There is a well-organized system for selling businesses. Smaller businesses, generally with revenues under $10,000,000, that are primarily owned and operated by individuals, are sold by business brokers. Much larger businesses, such as ones with revenues of $1 Billion or more, are marketed by Investment Bankers to a select group of potential organizational buyers. These are other companies in the industry or a related industry, Private Equity Groups, Family Offices, and other business organizations. Businesses with about $15,000,000 to $200,000,000 in revenues are sold by M & A intermediaries. Since the potential buyers for these businesses are primarily other businesses, these M & A intermediaries use the same process – identifying and pursuing business organizations that are potential buyers — as Investment Bankers to market the businesses.
Because business brokers are marketing to individual buyers, a good business broker uses a variety of marketing methods to reach them. We market businesses on our website using SEO and Adwords, we use Constant Contact to reach our buyer database of almost 3,000 buyers, we market on the leading Internet business-for-sale websites, and we market through BBANE, a regional co-broke group I created with other business brokers in 2008. These reach many potential individual buyers and some industry buyers. But, they only reach a few of the potential organizational buyers – only the ones actively searching on the Internet for a business to buy.

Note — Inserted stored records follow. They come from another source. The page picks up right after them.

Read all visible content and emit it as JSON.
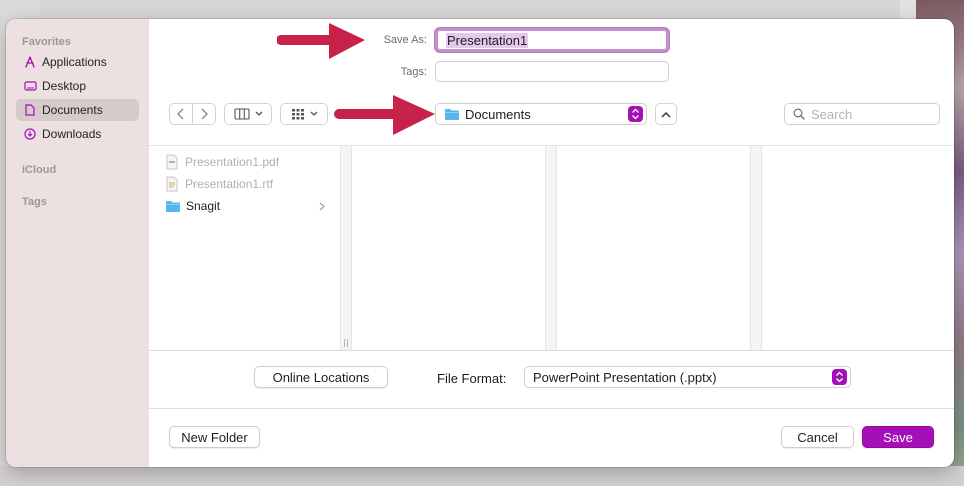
{
  "sidebar": {
    "favorites_heading": "Favorites",
    "items": [
      {
        "label": "Applications",
        "icon": "applications-icon"
      },
      {
        "label": "Desktop",
        "icon": "desktop-icon"
      },
      {
        "label": "Documents",
        "icon": "document-icon",
        "selected": true
      },
      {
        "label": "Downloads",
        "icon": "downloads-icon"
      }
    ],
    "icloud_heading": "iCloud",
    "tags_heading": "Tags"
  },
  "form": {
    "save_as_label": "Save As:",
    "save_as_value": "Presentation1",
    "tags_label": "Tags:",
    "tags_value": ""
  },
  "toolbar": {
    "location": "Documents",
    "search_placeholder": "Search"
  },
  "files": [
    {
      "name": "Presentation1.pdf",
      "dimmed": true,
      "icon": "pdf-file-icon"
    },
    {
      "name": "Presentation1.rtf",
      "dimmed": true,
      "icon": "rtf-file-icon"
    },
    {
      "name": "Snagit",
      "dimmed": false,
      "icon": "folder-icon",
      "has_children": true
    }
  ],
  "options": {
    "online_locations_label": "Online Locations",
    "file_format_label": "File Format:",
    "file_format_value": "PowerPoint Presentation (.pptx)"
  },
  "footer": {
    "new_folder_label": "New Folder",
    "cancel_label": "Cancel",
    "save_label": "Save"
  },
  "colors": {
    "accent": "#a40fb6",
    "annotation_arrow": "#c8224a",
    "sidebar_bg": "#ede0e0",
    "folder": "#5ab4ec"
  }
}
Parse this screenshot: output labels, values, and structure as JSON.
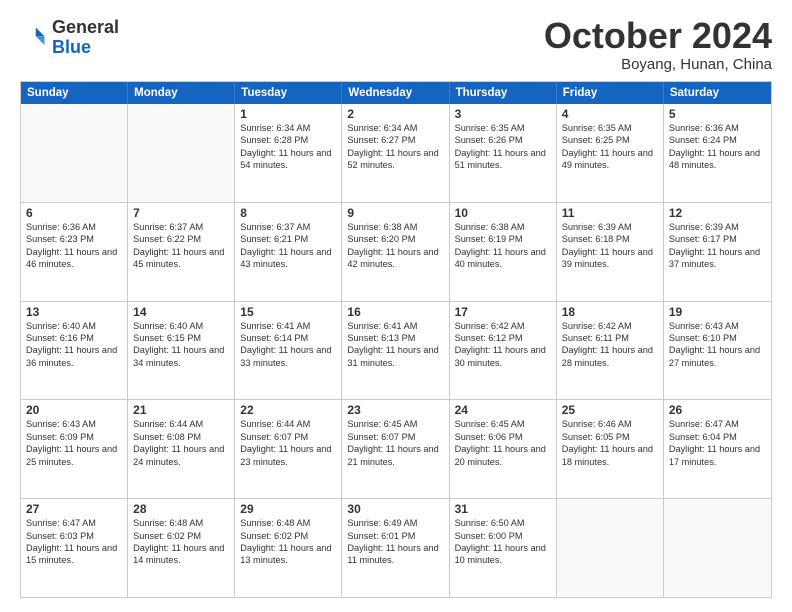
{
  "header": {
    "logo": {
      "general": "General",
      "blue": "Blue"
    },
    "title": "October 2024",
    "subtitle": "Boyang, Hunan, China"
  },
  "calendar": {
    "days_of_week": [
      "Sunday",
      "Monday",
      "Tuesday",
      "Wednesday",
      "Thursday",
      "Friday",
      "Saturday"
    ],
    "weeks": [
      [
        {
          "day": "",
          "text": "",
          "empty": true
        },
        {
          "day": "",
          "text": "",
          "empty": true
        },
        {
          "day": "1",
          "text": "Sunrise: 6:34 AM\nSunset: 6:28 PM\nDaylight: 11 hours and 54 minutes."
        },
        {
          "day": "2",
          "text": "Sunrise: 6:34 AM\nSunset: 6:27 PM\nDaylight: 11 hours and 52 minutes."
        },
        {
          "day": "3",
          "text": "Sunrise: 6:35 AM\nSunset: 6:26 PM\nDaylight: 11 hours and 51 minutes."
        },
        {
          "day": "4",
          "text": "Sunrise: 6:35 AM\nSunset: 6:25 PM\nDaylight: 11 hours and 49 minutes."
        },
        {
          "day": "5",
          "text": "Sunrise: 6:36 AM\nSunset: 6:24 PM\nDaylight: 11 hours and 48 minutes."
        }
      ],
      [
        {
          "day": "6",
          "text": "Sunrise: 6:36 AM\nSunset: 6:23 PM\nDaylight: 11 hours and 46 minutes."
        },
        {
          "day": "7",
          "text": "Sunrise: 6:37 AM\nSunset: 6:22 PM\nDaylight: 11 hours and 45 minutes."
        },
        {
          "day": "8",
          "text": "Sunrise: 6:37 AM\nSunset: 6:21 PM\nDaylight: 11 hours and 43 minutes."
        },
        {
          "day": "9",
          "text": "Sunrise: 6:38 AM\nSunset: 6:20 PM\nDaylight: 11 hours and 42 minutes."
        },
        {
          "day": "10",
          "text": "Sunrise: 6:38 AM\nSunset: 6:19 PM\nDaylight: 11 hours and 40 minutes."
        },
        {
          "day": "11",
          "text": "Sunrise: 6:39 AM\nSunset: 6:18 PM\nDaylight: 11 hours and 39 minutes."
        },
        {
          "day": "12",
          "text": "Sunrise: 6:39 AM\nSunset: 6:17 PM\nDaylight: 11 hours and 37 minutes."
        }
      ],
      [
        {
          "day": "13",
          "text": "Sunrise: 6:40 AM\nSunset: 6:16 PM\nDaylight: 11 hours and 36 minutes."
        },
        {
          "day": "14",
          "text": "Sunrise: 6:40 AM\nSunset: 6:15 PM\nDaylight: 11 hours and 34 minutes."
        },
        {
          "day": "15",
          "text": "Sunrise: 6:41 AM\nSunset: 6:14 PM\nDaylight: 11 hours and 33 minutes."
        },
        {
          "day": "16",
          "text": "Sunrise: 6:41 AM\nSunset: 6:13 PM\nDaylight: 11 hours and 31 minutes."
        },
        {
          "day": "17",
          "text": "Sunrise: 6:42 AM\nSunset: 6:12 PM\nDaylight: 11 hours and 30 minutes."
        },
        {
          "day": "18",
          "text": "Sunrise: 6:42 AM\nSunset: 6:11 PM\nDaylight: 11 hours and 28 minutes."
        },
        {
          "day": "19",
          "text": "Sunrise: 6:43 AM\nSunset: 6:10 PM\nDaylight: 11 hours and 27 minutes."
        }
      ],
      [
        {
          "day": "20",
          "text": "Sunrise: 6:43 AM\nSunset: 6:09 PM\nDaylight: 11 hours and 25 minutes."
        },
        {
          "day": "21",
          "text": "Sunrise: 6:44 AM\nSunset: 6:08 PM\nDaylight: 11 hours and 24 minutes."
        },
        {
          "day": "22",
          "text": "Sunrise: 6:44 AM\nSunset: 6:07 PM\nDaylight: 11 hours and 23 minutes."
        },
        {
          "day": "23",
          "text": "Sunrise: 6:45 AM\nSunset: 6:07 PM\nDaylight: 11 hours and 21 minutes."
        },
        {
          "day": "24",
          "text": "Sunrise: 6:45 AM\nSunset: 6:06 PM\nDaylight: 11 hours and 20 minutes."
        },
        {
          "day": "25",
          "text": "Sunrise: 6:46 AM\nSunset: 6:05 PM\nDaylight: 11 hours and 18 minutes."
        },
        {
          "day": "26",
          "text": "Sunrise: 6:47 AM\nSunset: 6:04 PM\nDaylight: 11 hours and 17 minutes."
        }
      ],
      [
        {
          "day": "27",
          "text": "Sunrise: 6:47 AM\nSunset: 6:03 PM\nDaylight: 11 hours and 15 minutes."
        },
        {
          "day": "28",
          "text": "Sunrise: 6:48 AM\nSunset: 6:02 PM\nDaylight: 11 hours and 14 minutes."
        },
        {
          "day": "29",
          "text": "Sunrise: 6:48 AM\nSunset: 6:02 PM\nDaylight: 11 hours and 13 minutes."
        },
        {
          "day": "30",
          "text": "Sunrise: 6:49 AM\nSunset: 6:01 PM\nDaylight: 11 hours and 11 minutes."
        },
        {
          "day": "31",
          "text": "Sunrise: 6:50 AM\nSunset: 6:00 PM\nDaylight: 11 hours and 10 minutes."
        },
        {
          "day": "",
          "text": "",
          "empty": true
        },
        {
          "day": "",
          "text": "",
          "empty": true
        }
      ]
    ]
  }
}
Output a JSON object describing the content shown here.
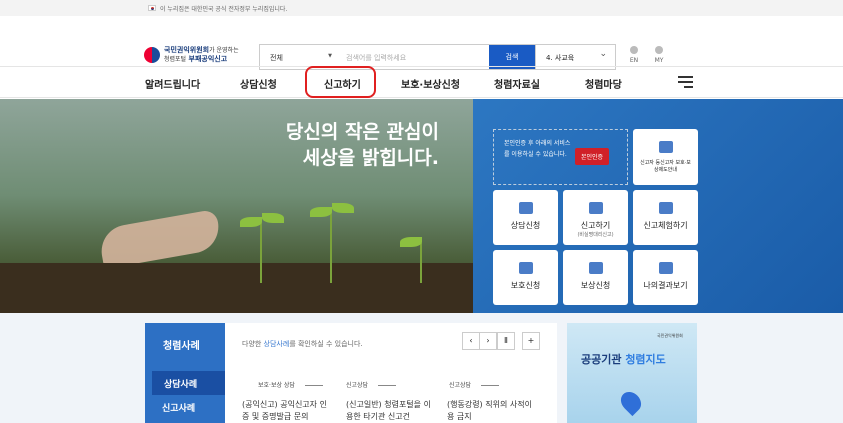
{
  "topbar": {
    "notice": "이 누리집은 대한민국 공식 전자정부 누리집입니다."
  },
  "logo": {
    "line1": "국민권익위원회",
    "line1_suffix": "가 운영하는",
    "line2_sub": "청렴포털",
    "line2": "부패공익신고"
  },
  "search": {
    "category": "전체",
    "placeholder": "검색어를 입력하세요",
    "button": "검색",
    "dropdown": "4. 사교육"
  },
  "util": {
    "en": "EN",
    "my": "MY"
  },
  "gnb": [
    "알려드립니다",
    "상담신청",
    "신고하기",
    "보호·보상신청",
    "청렴자료실",
    "청렴마당"
  ],
  "hero": {
    "line1": "당신의 작은 관심이",
    "line2": "세상을 밝힙니다."
  },
  "cert": {
    "text": "본인인증 후 아래의 서비스를 이용하실 수 있습니다.",
    "button": "본인인증"
  },
  "tiles": [
    {
      "label": "신고자 등신고자 보호·보상제도안내",
      "sub": ""
    },
    {
      "label": "상담신청",
      "sub": ""
    },
    {
      "label": "신고하기",
      "sub": "(비실명대리신고)"
    },
    {
      "label": "신고체험하기",
      "sub": ""
    },
    {
      "label": "보호신청",
      "sub": ""
    },
    {
      "label": "보상신청",
      "sub": ""
    },
    {
      "label": "나의결과보기",
      "sub": ""
    }
  ],
  "cases": {
    "title": "청렴사례",
    "tab_active": "상담사례",
    "tab2": "신고사례",
    "desc_pre": "다양한 ",
    "desc_hl": "상담사례",
    "desc_post": "를 확인하실 수 있습니다.",
    "controls": [
      "‹",
      "›",
      "Ⅱ",
      "+"
    ],
    "items": [
      {
        "category": "보호·보상 상담",
        "text": "(공익신고) 공익신고자 인증 및 증명발급 문의"
      },
      {
        "category": "신고상담",
        "text": "(신고일반) 청렴포털을 이용한 타기관 신고건"
      },
      {
        "category": "신고상담",
        "text": "(행동강령) 직위의 사적이용 금지"
      }
    ]
  },
  "banner": {
    "org": "국민권익위원회",
    "title_a": "공공기관 ",
    "title_b": "청렴지도"
  }
}
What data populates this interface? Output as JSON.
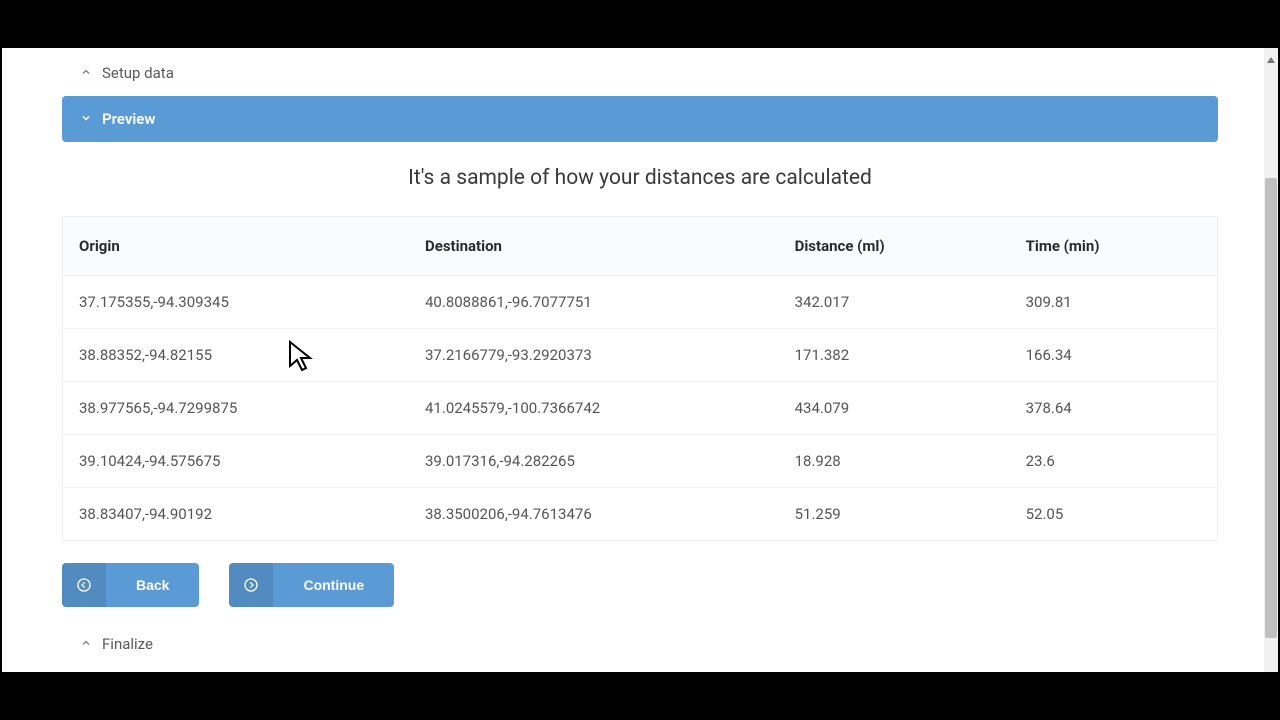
{
  "sections": {
    "setup": "Setup data",
    "preview": "Preview",
    "finalize": "Finalize"
  },
  "sample_text": "It's a sample of how your distances are calculated",
  "table": {
    "headers": {
      "origin": "Origin",
      "destination": "Destination",
      "distance": "Distance (ml)",
      "time": "Time (min)"
    },
    "rows": [
      {
        "origin": "37.175355,-94.309345",
        "destination": "40.8088861,-96.7077751",
        "distance": "342.017",
        "time": "309.81"
      },
      {
        "origin": "38.88352,-94.82155",
        "destination": "37.2166779,-93.2920373",
        "distance": "171.382",
        "time": "166.34"
      },
      {
        "origin": "38.977565,-94.7299875",
        "destination": "41.0245579,-100.7366742",
        "distance": "434.079",
        "time": "378.64"
      },
      {
        "origin": "39.10424,-94.575675",
        "destination": "39.017316,-94.282265",
        "distance": "18.928",
        "time": "23.6"
      },
      {
        "origin": "38.83407,-94.90192",
        "destination": "38.3500206,-94.7613476",
        "distance": "51.259",
        "time": "52.05"
      }
    ]
  },
  "buttons": {
    "back": "Back",
    "continue": "Continue"
  }
}
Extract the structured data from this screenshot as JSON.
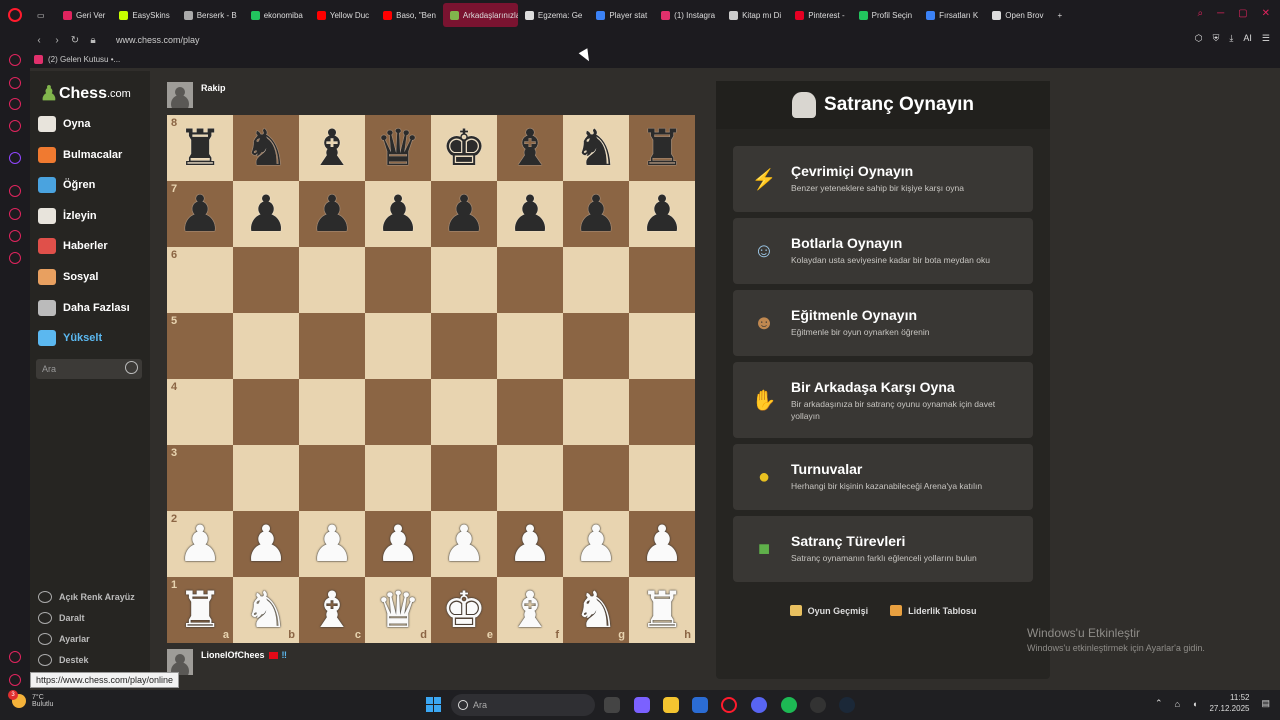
{
  "browser": {
    "tabs": [
      {
        "label": "Geri Ver",
        "color": "#e0245e"
      },
      {
        "label": "EasySkins",
        "color": "#c8ff00"
      },
      {
        "label": "Berserk - B",
        "color": "#aaaaaa"
      },
      {
        "label": "ekonomiba",
        "color": "#22c55e"
      },
      {
        "label": "Yellow Duc",
        "color": "#ff0000"
      },
      {
        "label": "Baso, \"Ben",
        "color": "#ff0000"
      },
      {
        "label": "Arkadaşlarınızla & A",
        "color": "#81b64c"
      },
      {
        "label": "Egzema: Ge",
        "color": "#dddddd"
      },
      {
        "label": "Player stat",
        "color": "#3b82f6"
      },
      {
        "label": "(1) Instagra",
        "color": "#e1306c"
      },
      {
        "label": "Kitap mı Di",
        "color": "#cccccc"
      },
      {
        "label": "Pinterest -",
        "color": "#e60023"
      },
      {
        "label": "Profil Seçin",
        "color": "#22c55e"
      },
      {
        "label": "Fırsatları K",
        "color": "#3b82f6"
      },
      {
        "label": "Open Brov",
        "color": "#dddddd"
      }
    ],
    "active_tab": 6,
    "url": "www.chess.com/play",
    "bookmark": "(2) Gelen Kutusu •...",
    "ai_label": "AI",
    "status_url": "https://www.chess.com/play/online"
  },
  "nav": {
    "brand": "Chess",
    "brand_suffix": ".com",
    "items": [
      {
        "label": "Oyna",
        "color": "#e8e4dc"
      },
      {
        "label": "Bulmacalar",
        "color": "#f07a30"
      },
      {
        "label": "Öğren",
        "color": "#4aa3df"
      },
      {
        "label": "İzleyin",
        "color": "#e8e4dc"
      },
      {
        "label": "Haberler",
        "color": "#e0504a"
      },
      {
        "label": "Sosyal",
        "color": "#e8a060"
      },
      {
        "label": "Daha Fazlası",
        "color": "#bbbbbb"
      },
      {
        "label": "Yükselt",
        "color": "#5bb8f0"
      }
    ],
    "search_placeholder": "Ara",
    "footer": [
      "Açık Renk Arayüz",
      "Daralt",
      "Ayarlar",
      "Destek"
    ]
  },
  "game": {
    "opponent": "Rakip",
    "player": "LionelOfChees",
    "player_badge": "‼",
    "ranks": [
      "8",
      "7",
      "6",
      "5",
      "4",
      "3",
      "2",
      "1"
    ],
    "files": [
      "a",
      "b",
      "c",
      "d",
      "e",
      "f",
      "g",
      "h"
    ],
    "board_rows": [
      [
        "r",
        "n",
        "b",
        "q",
        "k",
        "b",
        "n",
        "r"
      ],
      [
        "p",
        "p",
        "p",
        "p",
        "p",
        "p",
        "p",
        "p"
      ],
      [
        "",
        "",
        "",
        "",
        "",
        "",
        "",
        ""
      ],
      [
        "",
        "",
        "",
        "",
        "",
        "",
        "",
        ""
      ],
      [
        "",
        "",
        "",
        "",
        "",
        "",
        "",
        ""
      ],
      [
        "",
        "",
        "",
        "",
        "",
        "",
        "",
        ""
      ],
      [
        "P",
        "P",
        "P",
        "P",
        "P",
        "P",
        "P",
        "P"
      ],
      [
        "R",
        "N",
        "B",
        "Q",
        "K",
        "B",
        "N",
        "R"
      ]
    ]
  },
  "panel": {
    "title": "Satranç Oynayın",
    "options": [
      {
        "title": "Çevrimiçi Oynayın",
        "desc": "Benzer yeteneklere sahip bir kişiye karşı oyna",
        "icon": "lightning-icon",
        "color": "#f5c518",
        "glyph": "⚡"
      },
      {
        "title": "Botlarla Oynayın",
        "desc": "Kolaydan usta seviyesine kadar bir bota meydan oku",
        "icon": "robot-icon",
        "color": "#9dc8e8",
        "glyph": "☺"
      },
      {
        "title": "Eğitmenle Oynayın",
        "desc": "Eğitmenle bir oyun oynarken öğrenin",
        "icon": "coach-icon",
        "color": "#c08850",
        "glyph": "☻"
      },
      {
        "title": "Bir Arkadaşa Karşı Oyna",
        "desc": "Bir arkadaşınıza bir satranç oyunu oynamak için davet yollayın",
        "icon": "handshake-icon",
        "color": "#d9a878",
        "glyph": "✋"
      },
      {
        "title": "Turnuvalar",
        "desc": "Herhangi bir kişinin kazanabileceği Arena'ya katılın",
        "icon": "medal-icon",
        "color": "#e8c020",
        "glyph": "●"
      },
      {
        "title": "Satranç Türevleri",
        "desc": "Satranç oynamanın farklı eğlenceli yollarını bulun",
        "icon": "variants-cube-icon",
        "color": "#5fb04a",
        "glyph": "■"
      }
    ],
    "links": [
      "Oyun Geçmişi",
      "Liderlik Tablosu"
    ]
  },
  "watermark": {
    "line1": "Windows'u Etkinleştir",
    "line2": "Windows'u etkinleştirmek için Ayarlar'a gidin."
  },
  "taskbar": {
    "weather_temp": "7°C",
    "weather_desc": "Bulutlu",
    "notification_count": "3",
    "search_placeholder": "Ara",
    "time": "11:52",
    "date": "27.12.2025"
  }
}
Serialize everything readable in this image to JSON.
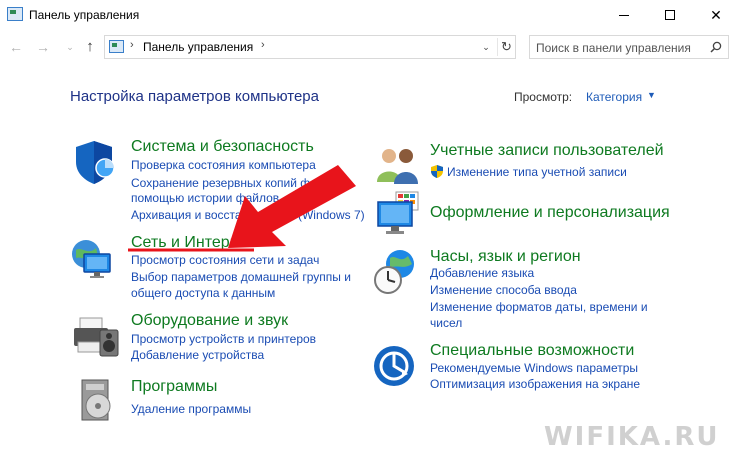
{
  "window": {
    "title": "Панель управления",
    "minimize_glyph": "",
    "close_glyph": "✕"
  },
  "nav": {
    "back_glyph": "←",
    "forward_glyph": "→",
    "recent_glyph": "⌄",
    "up_glyph": "↑",
    "address_sep": "›",
    "address_path": "Панель управления",
    "dropdown_glyph": "⌄",
    "refresh_glyph": "↻",
    "search_placeholder": "Поиск в панели управления"
  },
  "header": {
    "title": "Настройка параметров компьютера",
    "view_label": "Просмотр:",
    "view_value": "Категория",
    "view_caret": "▼"
  },
  "categories": [
    {
      "icon": "shield-icon",
      "title": "Система и безопасность",
      "links": [
        "Проверка состояния компьютера",
        "Сохранение резервных копий файлов",
        "помощью истории файлов",
        "Архивация и восстановление (Windows 7)"
      ]
    },
    {
      "icon": "network-icon",
      "title": "Сеть и Интернет",
      "links": [
        "Просмотр состояния сети и задач",
        "Выбор параметров домашней группы и",
        "общего доступа к данным"
      ]
    },
    {
      "icon": "printer-icon",
      "title": "Оборудование и звук",
      "links": [
        "Просмотр устройств и принтеров",
        "Добавление устройства"
      ]
    },
    {
      "icon": "programs-icon",
      "title": "Программы",
      "links": [
        "Удаление программы"
      ]
    },
    {
      "icon": "users-icon",
      "title": "Учетные записи пользователей",
      "links": [
        "Изменение типа учетной записи"
      ]
    },
    {
      "icon": "appearance-icon",
      "title": "Оформление и персонализация",
      "links": []
    },
    {
      "icon": "clock-globe-icon",
      "title": "Часы, язык и регион",
      "links": [
        "Добавление языка",
        "Изменение способа ввода",
        "Изменение форматов даты, времени и",
        "чисел"
      ]
    },
    {
      "icon": "accessibility-icon",
      "title": "Специальные возможности",
      "links": [
        "Рекомендуемые Windows параметры",
        "Оптимизация изображения на экране"
      ]
    }
  ],
  "colors": {
    "title_green": "#0e7a20",
    "link_blue": "#1a4cb3",
    "header_blue": "#1e3287",
    "annotation_red": "#e8141b"
  },
  "watermark": "WIFIKA.RU"
}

The businesses that fall between the cracks of this system are smaller businesses whose best buyers are other businesses rather than individuals. These are businesses that are not the ones that individual buyers are primarily interested in. They require specific experience or education, such as a specialized college degree or vocational training, that most individual buyers do not have. So how are the industry buyers for these businesses reached? By the same method as the Investment Banker or M & A Advisor uses. The intermediary puts together a list of potential buyers and reaches out to them directly. But, this is a very time-consuming process. Although the Investment Banker and M & A Advisor earn large success fees (commissions) upon the sale, they also receive upfront fees for doing this project. The primary reasons for the fees are two-fold. One reason is to have some compensation for the significant work to identify and contact the best company buyers for the business and the other is to have some “skin in the game” from the business owner. Businesses that are put on the market by owners who have skin in the game have a much higher probability of selling because the owner is more committed to selling.
The owners of smaller businesses need to recognize when the most likely buyer is a business rather than an individual. They then need to find a business broker who will do a targeted search for potential buyers – not all business brokers want to do these types of sales. Because their business is smaller, there are many more potential buyers than for a much larger business that only a few large organizations can afford. Also, because of their smaller size, it is likely that some potential industry buyers may not be identified. Some may be located out of the country. And, some individuals are potential buyers. That’s why, to be successful, the business broker needs to combine the targeted search with a good Internet advertising program. Just as with the Investment Banker or M & A Advisor, the business owner should be prepared to pay some upfront fee for this additional work and put some skin in the game.